A Long-term Look at the Cervical Spine

By: Peter Pollack

Disk degeneration noted even among healthy participants

Eijiro Okada, MD, PhD, explained that “few studies have investigated and clarified the association between sagittal alignment of the cervical spine and progression of degenerative changes of intervertebral disks. Furthermore, none have carried the research over a 20-year period. We sought to evaluate that association and the development of clinical symptoms among healthy participants.”

Dr. Okada presented findings from Paper Presentation 413, “Does the Sagittal Alignment of the Cervical Spine have an Impact on Disc Degeneration? Twenty-Year Follow Up of Asymptomatic Volunteers,” on Wednesday. The study is a continuation of 10-year data published in the European Spine Journal (November 2009).

Ongoing study
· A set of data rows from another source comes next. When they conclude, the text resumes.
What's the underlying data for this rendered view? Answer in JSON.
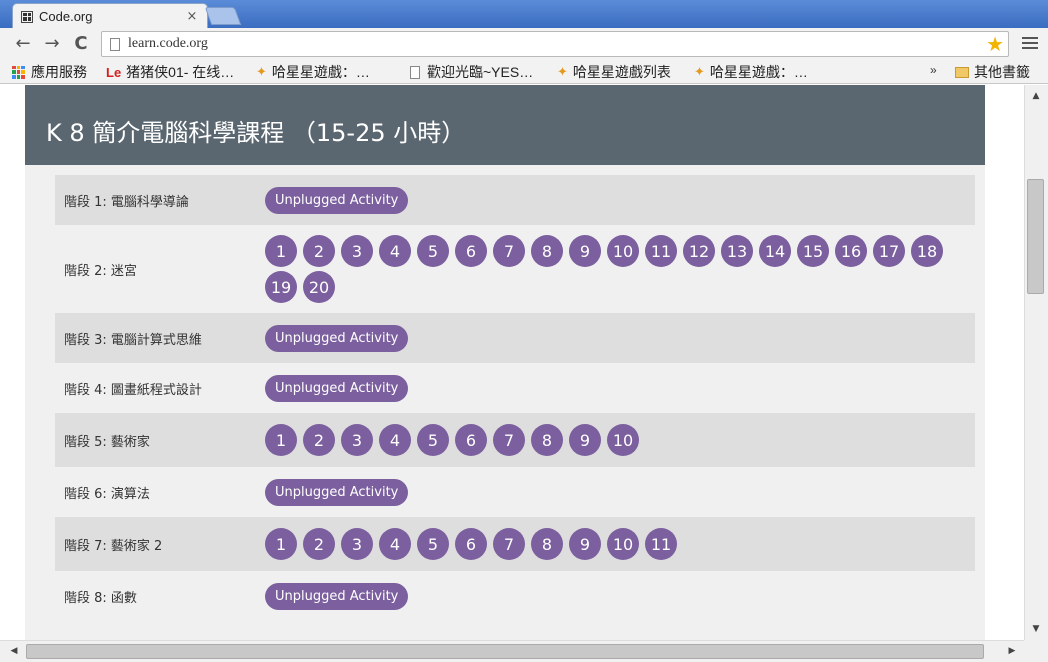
{
  "browser": {
    "tab_title": "Code.org",
    "tab_close": "×",
    "url": "learn.code.org",
    "back": "←",
    "forward": "→",
    "reload": "C",
    "star": "★",
    "bookmarks": [
      {
        "label": "應用服務",
        "icon": "apps-icon"
      },
      {
        "label": "猪猪侠01- 在线…",
        "icon": "le-icon"
      },
      {
        "label": "哈星星遊戲：…",
        "icon": "star-icon"
      },
      {
        "label": "歡迎光臨~YES…",
        "icon": "page-icon"
      },
      {
        "label": "哈星星遊戲列表",
        "icon": "star-icon"
      },
      {
        "label": "哈星星遊戲：…",
        "icon": "star-icon"
      }
    ],
    "bookmarks_overflow": "»",
    "other_bookmarks": "其他書籤",
    "apps_colors": [
      "#e24a3b",
      "#f6b400",
      "#3f8cf3",
      "#23a24d",
      "#e24a3b",
      "#f6b400",
      "#3f8cf3",
      "#23a24d",
      "#e24a3b"
    ]
  },
  "page": {
    "title": "K 8 簡介電腦科學課程 （15-25 小時）",
    "accent_color": "#7b5f9e",
    "header_color": "#5b6770",
    "stages": [
      {
        "label": "階段 1: 電腦科學導論",
        "type": "unplugged",
        "pill": "Unplugged Activity"
      },
      {
        "label": "階段 2: 迷宮",
        "type": "levels",
        "levels": [
          "1",
          "2",
          "3",
          "4",
          "5",
          "6",
          "7",
          "8",
          "9",
          "10",
          "11",
          "12",
          "13",
          "14",
          "15",
          "16",
          "17",
          "18",
          "19",
          "20"
        ]
      },
      {
        "label": "階段 3: 電腦計算式思維",
        "type": "unplugged",
        "pill": "Unplugged Activity"
      },
      {
        "label": "階段 4: 圖畫紙程式設計",
        "type": "unplugged",
        "pill": "Unplugged Activity"
      },
      {
        "label": "階段 5: 藝術家",
        "type": "levels",
        "levels": [
          "1",
          "2",
          "3",
          "4",
          "5",
          "6",
          "7",
          "8",
          "9",
          "10"
        ]
      },
      {
        "label": "階段 6: 演算法",
        "type": "unplugged",
        "pill": "Unplugged Activity"
      },
      {
        "label": "階段 7: 藝術家 2",
        "type": "levels",
        "levels": [
          "1",
          "2",
          "3",
          "4",
          "5",
          "6",
          "7",
          "8",
          "9",
          "10",
          "11"
        ]
      },
      {
        "label": "階段 8: 函數",
        "type": "unplugged",
        "pill": "Unplugged Activity"
      }
    ]
  },
  "scrollbars": {
    "up": "▲",
    "down": "▼",
    "left": "◀",
    "right": "▶"
  }
}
The researchers recruited 90 volunteers (30 men and 60 women) who had undergone magnetic resonance imaging (MRI) and radiography of the cervical spine between 1994 and 1996, and who had originally been asymptomatic. Follow-up MRIs were obtained at mean 21.6 years after the initial study. The mean participant age at the time of the initial study was 35.5 years (range: 11 to 65 years).

Dr. Okada and his colleagues used MRI to assess the following factors:

  • decrease in signal intensity of the intervertebral disks
  • posterior disk protrusion
  • disk space narrowing from C2-3 to C7-T1

They divided participants into cohorts according to age and sagittal alignment of the spine at baseline, (ie, under or over the age of 40 years, and lordosis or non-lordosis sagittal alignment of the cervical spine).

Over the 20-year study period, members of the research team noted an overall progression of decrease in signal intensity of the disk, posterior disk protrusion, and disk space narrowing among 84.4 percent, 86.7 percent, and 17.8 percent of participants, respectively. However, they found no significant association between sagittal alignment and progression of decrease in signal intensity, posterior disk protrusion, or progression of disk space narrowing.

Disk degeneration

The researchers also noted that the progression of degenerative change at C7-T1 was significantly more frequent in the non-lordosis, over 40 years of age cohort (90.9 percent) than those in older the lordosis group (54.2 percent). They observed no significant difference between sagittal alignment and the onset of clinical symptoms at follow-up.

“The long-term follow up study shows that disk degeneration was significant even among healthy volunteers,” noted Dr. Okada. “The data suggest that non-lordotic cervical alignment may be related to progression of disk degeneration. However, sagittal alignment of the cervical spine is not significantly associated with future onset of clinical symptoms.

“We hope that data from this study can help to clarify underlying mechanisms of various degenerative disorders of the cervical spine,” he continued. “Understanding the natural history and natural aging disk degeneration of the cervical spine can help us assess progress for patients who have experienced trauma or undergone surgical treatment.”

Dr. Okada’s coauthors are Kenshi Daimon, MD; Hirokazu Fujiwara, MD; Yuji Nishiwaki; Kenya Nojiri, PhD; Masahiko Watanabe, MD; Hiroyuki Katoh, MD, PhD; Kentaro Shimizu; Hiroko Ishihama; Nobuyuki Fujita; Takashi Tsuji, MD, PhD; Masaya Nakamura, MD; Morio Matsumoto; and Kota Watanabe, MD, PhD.

Peter Pollack is the electronic content specialist for AAOS Now. He can be reached at ppollack@aaos.org.

Reference

Okada, E., Matsumoto, M., Ichihara, D. et al. Eur Spine J (2009) 18: 1644. https://doi.org/10.1007/s00586-009-1095-5

Advertisements

Advertisement